Two days later, they proceeded on the second leg of their voyage.  Below them they saw islands, then islets, then small rocks being diluted in a sea of pure blue calm, which grew darker as night set on.

- “Coming up, we should be seeing The Galapagos,” exclaimed Juan de Mengibar.

But they did not see them.  They were concealed in a terrible storm that broke without warning and kept the Laté 28 tossing about for hours amidst the great wide ocean.  The cargo bumped around violently and the thunder claps were deafening.  The rain swept across the windows kept them more isolated, more alone, and more lost.  Not one of the three men dared utter a word throughout the entire ordeal.  Carson thought perhaps that night was a portent of an uncertain destiny in Colombia, a vague threat or on the contrary, a challenge that had to be faced to crown the success of the American adventure.  Either way, he felt safe as long as he was accompanied by Escarrabelli and Juan.  As the storm blew over, they could make out the coast.  Never has solid ground seemed so precious to them.  Another chance.


The Colombian department of Antioquia was dazzlingly beautiful; and Doctor Henry was an exceptional host and a conscientious cicerone.  The mountains, deep gorges, waterfalls, vegetation… an overwhelming spectacle.

- “But do not be fooled, this beauty is full of danger.”

- “You mean jaguars?” Thierry enquired.

- “Jaguars, tigers, pumas, alligators, but I’m not just talking about wild beasts.  There is fighting everywhere, in the cities and in the mountains.  It is not advisable to be caught in the middle of the crossfire.  The 1930 electoral defeat caught the conservatives unawares and the liberals made a call to civil disobedience.  The deaths, score-settling, ambushes, and open confrontations were the order of the day.  What else can I say?
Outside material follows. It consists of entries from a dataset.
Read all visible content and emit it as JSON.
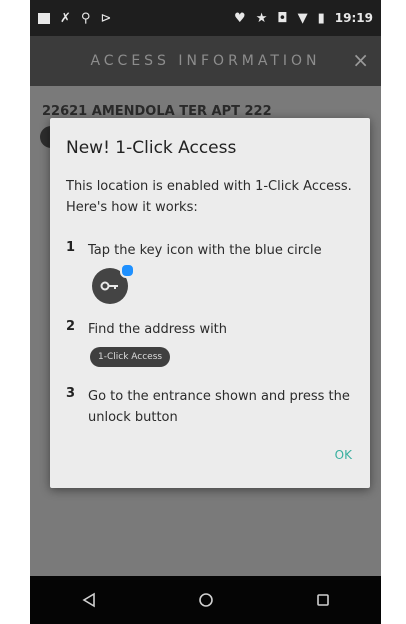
{
  "status_bar": {
    "time": "19:19",
    "left_icons": [
      "image-icon",
      "tool-icon",
      "location-pin-icon",
      "signal-icon"
    ],
    "right_icons": [
      "location-icon",
      "star-icon",
      "vibrate-icon",
      "wifi-icon",
      "signal-icon",
      "battery-icon"
    ]
  },
  "app_bar": {
    "title": "ACCESS INFORMATION",
    "close_label": "×"
  },
  "background": {
    "address": "22621 AMENDOLA TER APT 222"
  },
  "dialog": {
    "title": "New! 1-Click Access",
    "intro": "This location is enabled with 1-Click Access. Here's how it works:",
    "steps": [
      {
        "number": "1",
        "text": "Tap the key icon with the blue circle"
      },
      {
        "number": "2",
        "text": "Find the address with"
      },
      {
        "number": "3",
        "text": "Go to the entrance shown and press the unlock button"
      }
    ],
    "pill_label": "1-Click Access",
    "ok_label": "OK"
  },
  "nav_bar": {
    "icons": [
      "back-icon",
      "home-icon",
      "recents-icon"
    ]
  },
  "colors": {
    "accent": "#3ab0a0",
    "key_dot": "#1e90ff"
  }
}
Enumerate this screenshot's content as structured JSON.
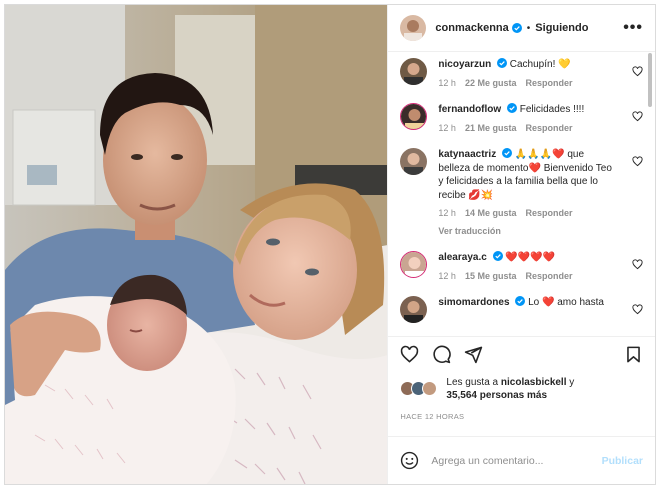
{
  "post": {
    "author": "conmackenna",
    "follow_label": "Siguiendo",
    "more_label": "•••",
    "separator": "•"
  },
  "comments": [
    {
      "user": "nicoyarzun",
      "text": "Cachupín! 💛",
      "time": "12 h",
      "likes": "22 Me gusta",
      "reply": "Responder",
      "avatar_color": "#6f5a45"
    },
    {
      "user": "fernandoflow",
      "text": "Felicidades !!!!",
      "time": "12 h",
      "likes": "21 Me gusta",
      "reply": "Responder",
      "avatar_color": "#3a2c2a"
    },
    {
      "user": "katynaactriz",
      "text": "🙏🙏🙏❤️ que belleza de momento❤️ Bienvenido Teo y felicidades a la familia bella que lo recibe 💋💥",
      "time": "12 h",
      "likes": "14 Me gusta",
      "reply": "Responder",
      "view_replies": "Ver traducción",
      "avatar_color": "#8a7363"
    },
    {
      "user": "alearaya.c",
      "text": "❤️❤️❤️❤️",
      "time": "12 h",
      "likes": "15 Me gusta",
      "reply": "Responder",
      "avatar_color": "#c9a592"
    },
    {
      "user": "simomardones",
      "text": "Lo ❤️ amo hasta",
      "time": "",
      "likes": "",
      "reply": "",
      "avatar_color": "#7b6150"
    }
  ],
  "likes": {
    "prefix": "Les gusta a",
    "user": "nicolasbickell",
    "suffix_connector": "y",
    "count": "35,564 personas más"
  },
  "time_ago": "HACE 12 HORAS",
  "add_comment": {
    "placeholder": "Agrega un comentario...",
    "publish_label": "Publicar"
  },
  "colors": {
    "verified": "#0095f6",
    "link_disabled": "#b2dffc",
    "muted": "#8e8e8e"
  },
  "icons": [
    "heart-icon",
    "comment-icon",
    "share-icon",
    "bookmark-icon",
    "emoji-icon",
    "verified-icon",
    "more-icon"
  ]
}
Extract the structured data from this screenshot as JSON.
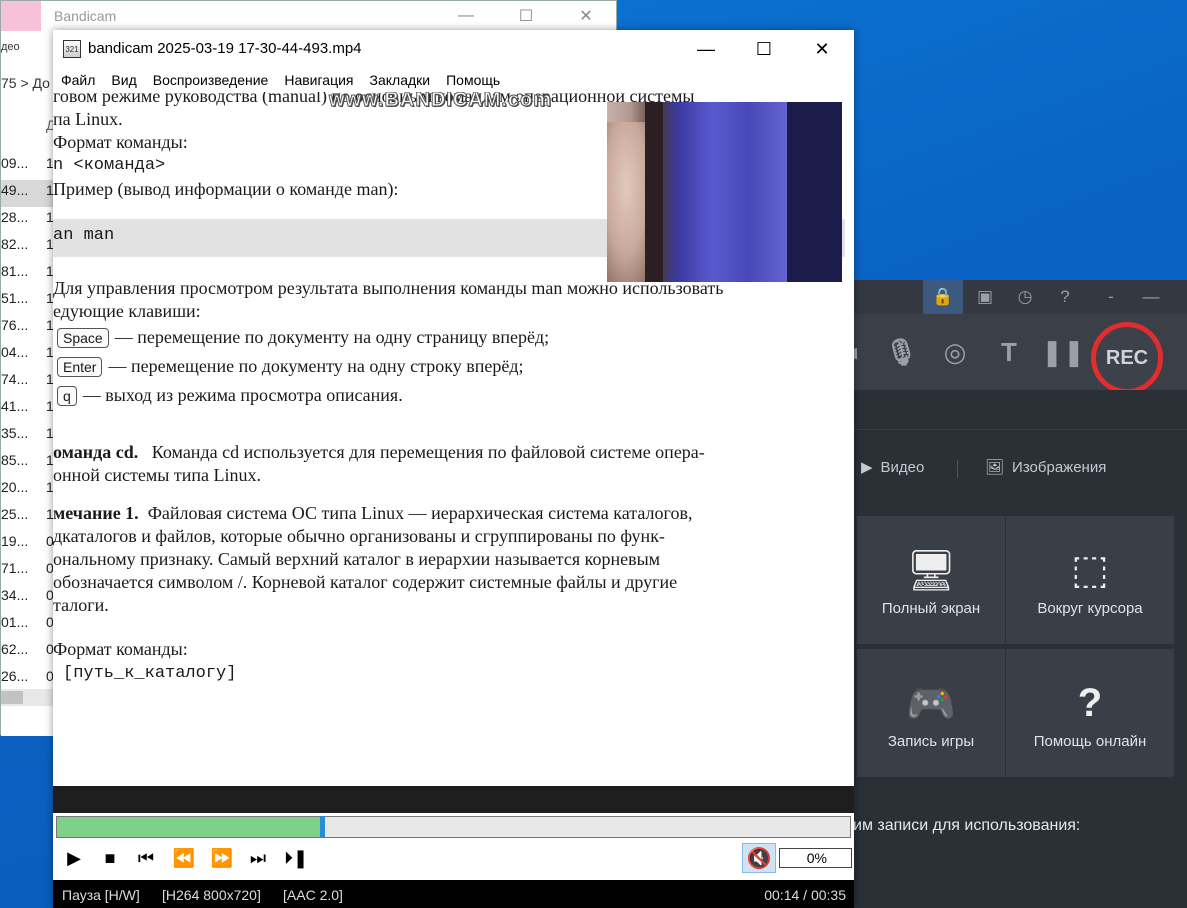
{
  "explorer": {
    "title": "Bandicam",
    "side_label": "део",
    "breadcrumb": "75 > До",
    "col_header": "Д",
    "rows": [
      {
        "a": "09...",
        "b": "1"
      },
      {
        "a": "49...",
        "b": "1"
      },
      {
        "a": "28...",
        "b": "1"
      },
      {
        "a": "82...",
        "b": "1"
      },
      {
        "a": "81...",
        "b": "1"
      },
      {
        "a": "51...",
        "b": "1"
      },
      {
        "a": "76...",
        "b": "1"
      },
      {
        "a": "04...",
        "b": "1"
      },
      {
        "a": "74...",
        "b": "1"
      },
      {
        "a": "41...",
        "b": "1"
      },
      {
        "a": "35...",
        "b": "1"
      },
      {
        "a": "85...",
        "b": "1"
      },
      {
        "a": "20...",
        "b": "1"
      },
      {
        "a": "25...",
        "b": "1"
      },
      {
        "a": "19...",
        "b": "0"
      },
      {
        "a": "71...",
        "b": "0"
      },
      {
        "a": "34...",
        "b": "0"
      },
      {
        "a": "01...",
        "b": "0"
      },
      {
        "a": "62...",
        "b": "0"
      },
      {
        "a": "26...",
        "b": "0"
      }
    ]
  },
  "bandicam": {
    "rec_label": "REC",
    "tab_video": "Видео",
    "tab_images": "Изображения",
    "tiles": [
      {
        "label": "Полный экран",
        "icon": "monitor-icon"
      },
      {
        "label": "Вокруг курсора",
        "icon": "cursor-area-icon"
      },
      {
        "label": "Запись игры",
        "icon": "gamepad-icon"
      },
      {
        "label": "Помощь онлайн",
        "icon": "help-icon"
      }
    ],
    "hint": "им записи для использования:"
  },
  "player": {
    "title": "bandicam 2025-03-19 17-30-44-493.mp4",
    "menu": [
      "Файл",
      "Вид",
      "Воспроизведение",
      "Навигация",
      "Закладки",
      "Помощь"
    ],
    "progress": 0.42,
    "volume": "0%",
    "status_state": "Пауза [H/W]",
    "status_video": "[H264 800x720]",
    "status_audio": "[AAC 2.0]",
    "time": "00:14 / 00:35"
  },
  "video": {
    "watermark": "www.BANDICAM.com",
    "line1": "говом режиме руководства (manual) по основным командам операционной системы",
    "line2": "па Linux.",
    "line3": "Формат команды:",
    "line4": "n <команда>",
    "line5": "Пример (вывод информации о команде man):",
    "code": "an man",
    "line6": "Для управления просмотром результата выполнения команды man можно использовать",
    "line7": "едующие клавиши:",
    "key_space": "Space",
    "key_space_text": "— перемещение по документу на одну страницу вперёд;",
    "key_enter": "Enter",
    "key_enter_text": "— перемещение по документу на одну строку вперёд;",
    "key_q": "q",
    "key_q_text": "— выход из режима просмотра описания.",
    "cd_bold": "оманда cd.",
    "cd_text": "Команда cd используется для перемещения по файловой системе опера-",
    "cd_text2": "онной системы типа Linux.",
    "note_bold": "мечание 1.",
    "note1": "Файловая система ОС типа Linux — иерархическая система каталогов,",
    "note2": "дкаталогов и файлов, которые обычно организованы и сгруппированы по функ-",
    "note3": "ональному признаку. Самый верхний каталог в иерархии называется корневым",
    "note4": "обозначается символом /. Корневой каталог содержит системные файлы и другие",
    "note5": "талоги.",
    "fmt": "Формат команды:",
    "fmt_code": "[путь_к_каталогу]"
  }
}
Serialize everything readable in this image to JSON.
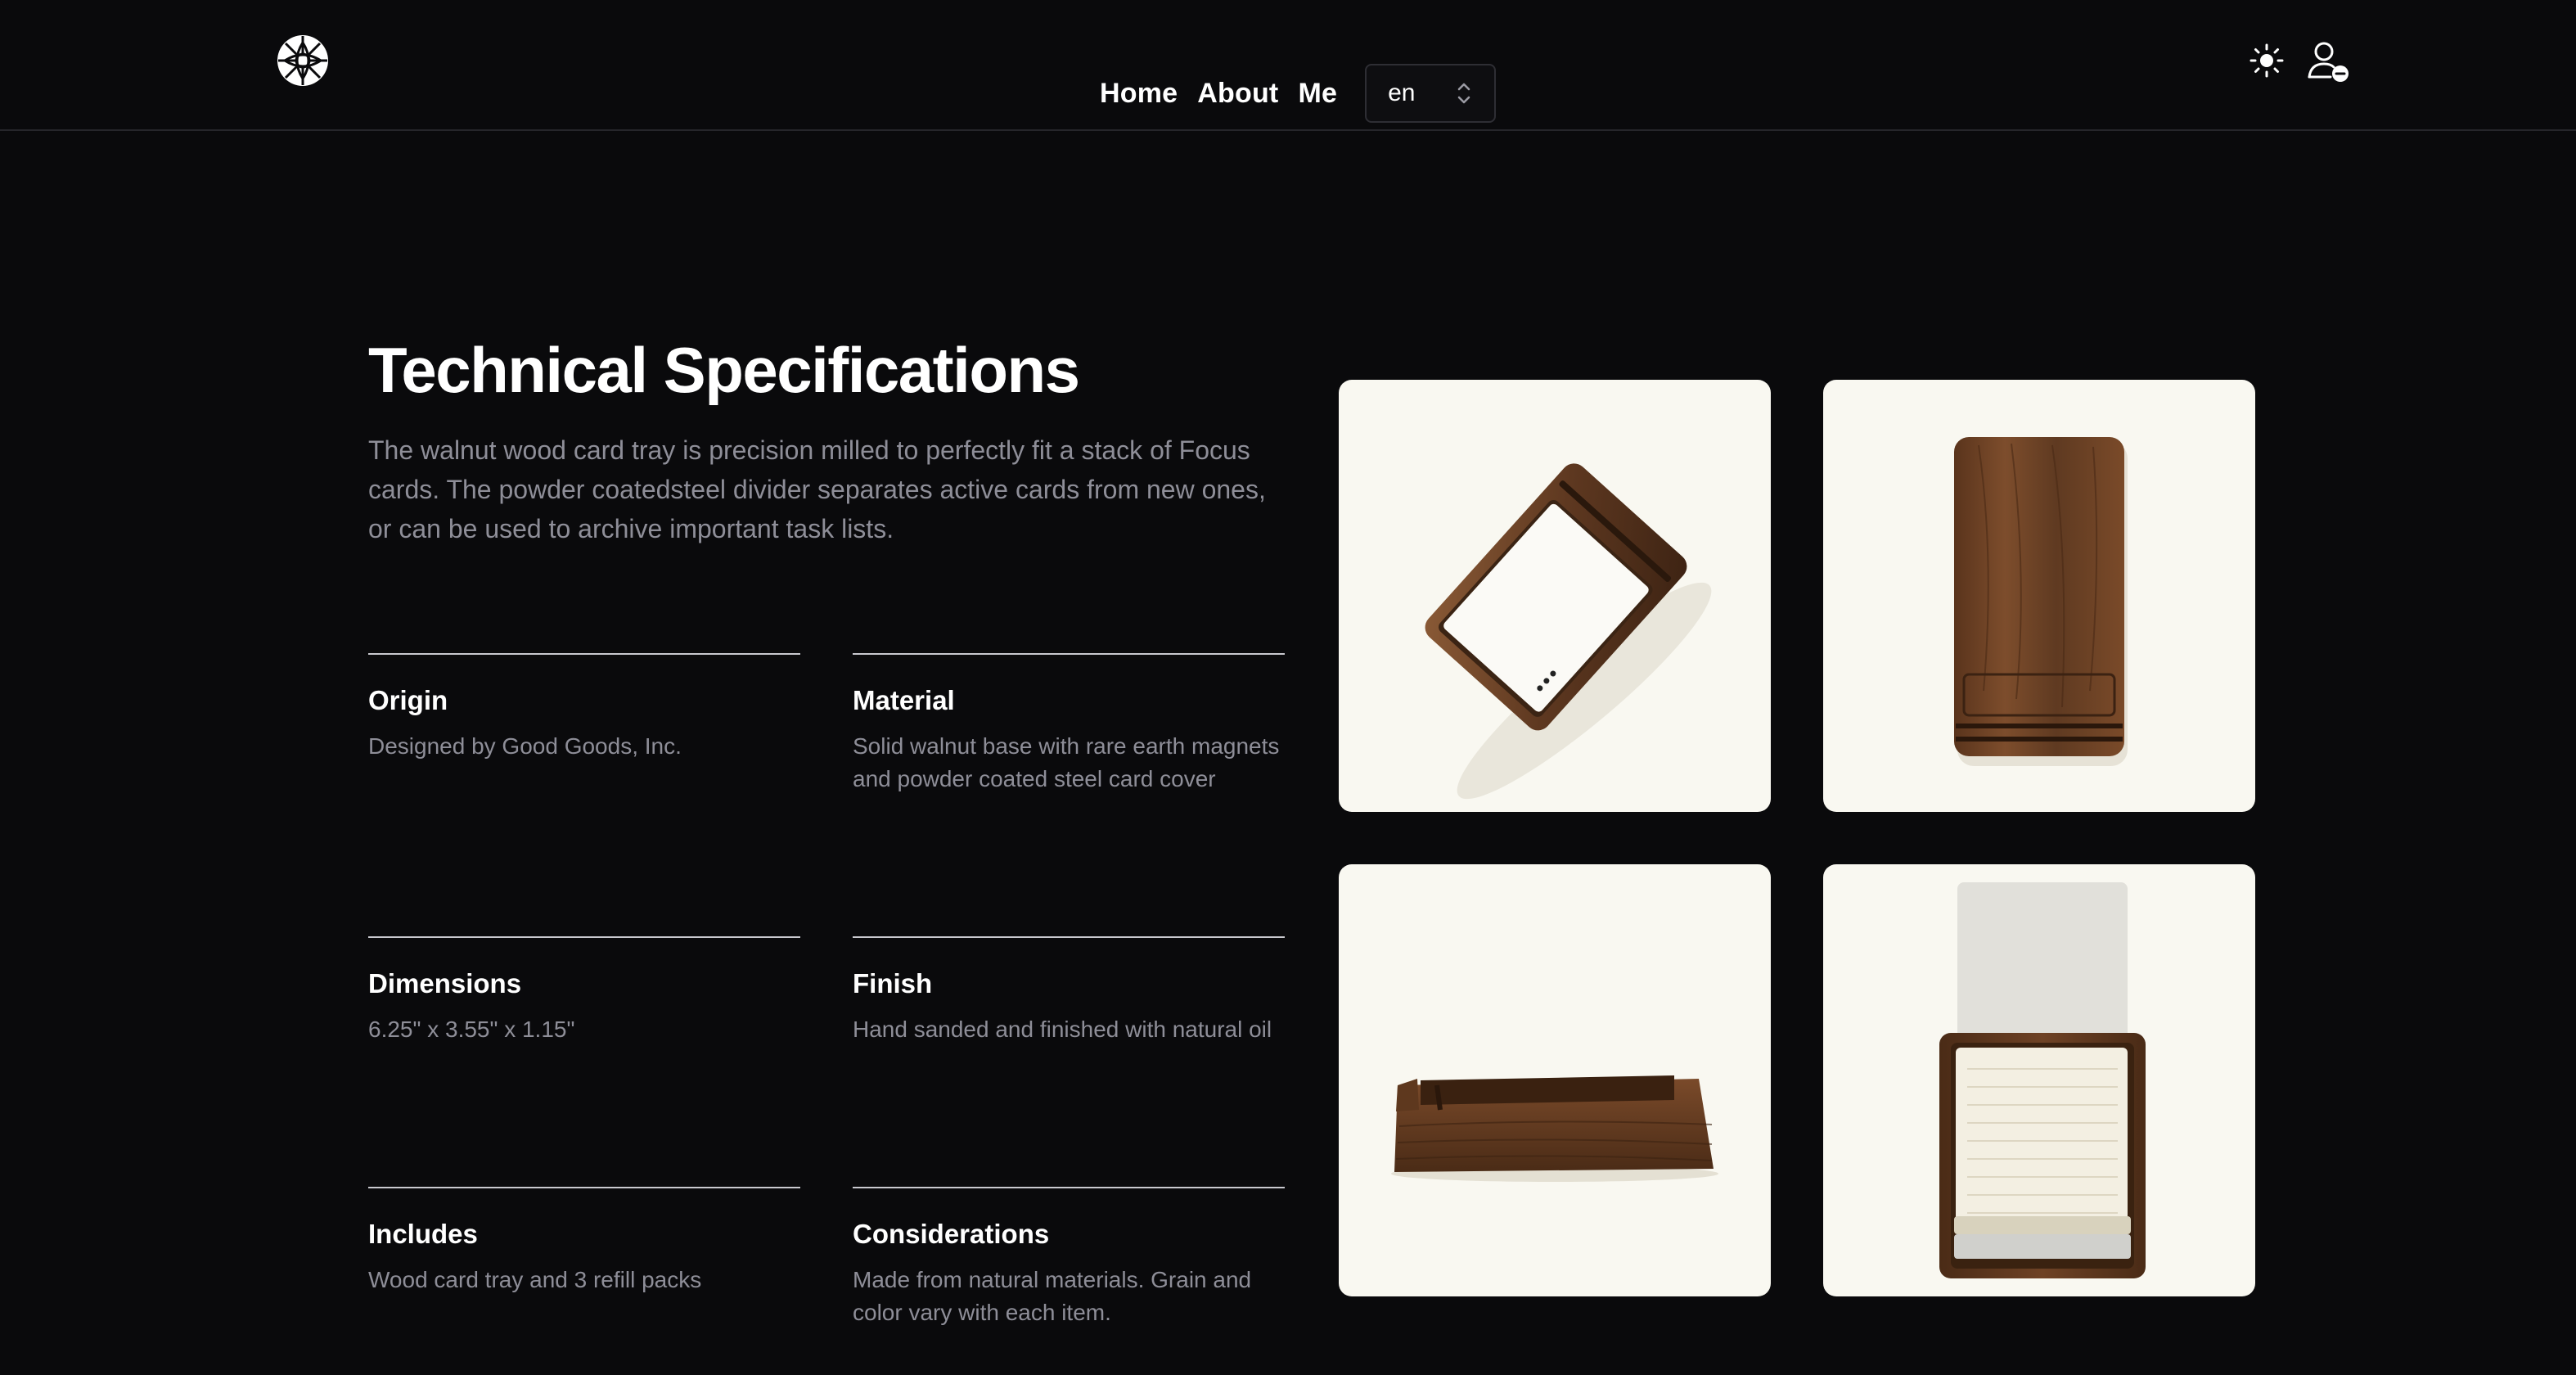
{
  "header": {
    "logo_icon": "globe-logo-icon",
    "nav": [
      {
        "label": "Home"
      },
      {
        "label": "About"
      },
      {
        "label": "Me"
      }
    ],
    "language": {
      "selected": "en",
      "icon": "chevron-up-down-icon"
    },
    "theme_icon": "sun-icon",
    "user_icon": "user-minus-icon"
  },
  "main": {
    "title": "Technical Specifications",
    "intro": "The walnut wood card tray is precision milled to perfectly fit a stack of Focus cards. The powder coatedsteel divider separates active cards from new ones, or can be used to archive important task lists.",
    "specs": [
      {
        "label": "Origin",
        "value": "Designed by Good Goods, Inc."
      },
      {
        "label": "Material",
        "value": "Solid walnut base with rare earth magnets and powder coated steel card cover"
      },
      {
        "label": "Dimensions",
        "value": "6.25\" x 3.55\" x 1.15\""
      },
      {
        "label": "Finish",
        "value": "Hand sanded and finished with natural oil"
      },
      {
        "label": "Includes",
        "value": "Wood card tray and 3 refill packs"
      },
      {
        "label": "Considerations",
        "value": "Made from natural materials. Grain and color vary with each item."
      }
    ],
    "photos": [
      {
        "subject": "walnut card tray with white card, angled top view"
      },
      {
        "subject": "walnut card tray, top-down view"
      },
      {
        "subject": "walnut card tray, side view"
      },
      {
        "subject": "walnut card tray with refill cards, front view"
      }
    ]
  },
  "colors": {
    "background": "#0a0a0c",
    "text": "#ffffff",
    "muted_text": "#8e8e98",
    "divider": "#c9c9cf",
    "photo_background": "#f9f8f1",
    "walnut": "#6b4226"
  }
}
Word has it that this disastrous and sordid war is being fuelled from beyond our borders.  I would not say it is altogether untrue,” tells Doctor Henry, and proceeds to keep his thoughts to himself.

Back at the hacienda, Doctor Henry approached Juan de Mengibar and Escarrabelli.

- “My friends, far be it from my intention to be a harbinger of ill omen, however, there is something dodgy about this Frenchman.  I’ve ordered the foreman Don Gustavo, to have his men not lose sight of him.  I could be wrong.”

- “What are you thinking, Doctor?” asked Escarrabelli.

- “He’s a strange bird.  Don Gustavo tells me he knows the jungle well.  He knows how to move about.  He saw him check the compass and make notes.  Doesn’t Carson suspect anything?”

- “The Frenchman showed up right when we needed him. Coincidence,” Juan retorted.

- “There’s no such thing as coincidence, Juan.  Let’s leave things be for now.  Let’s see what more Don Gustavo has to tell us.”

The clouds rolled over the hills.  Dusk fell.  There was nothing else to do but wait...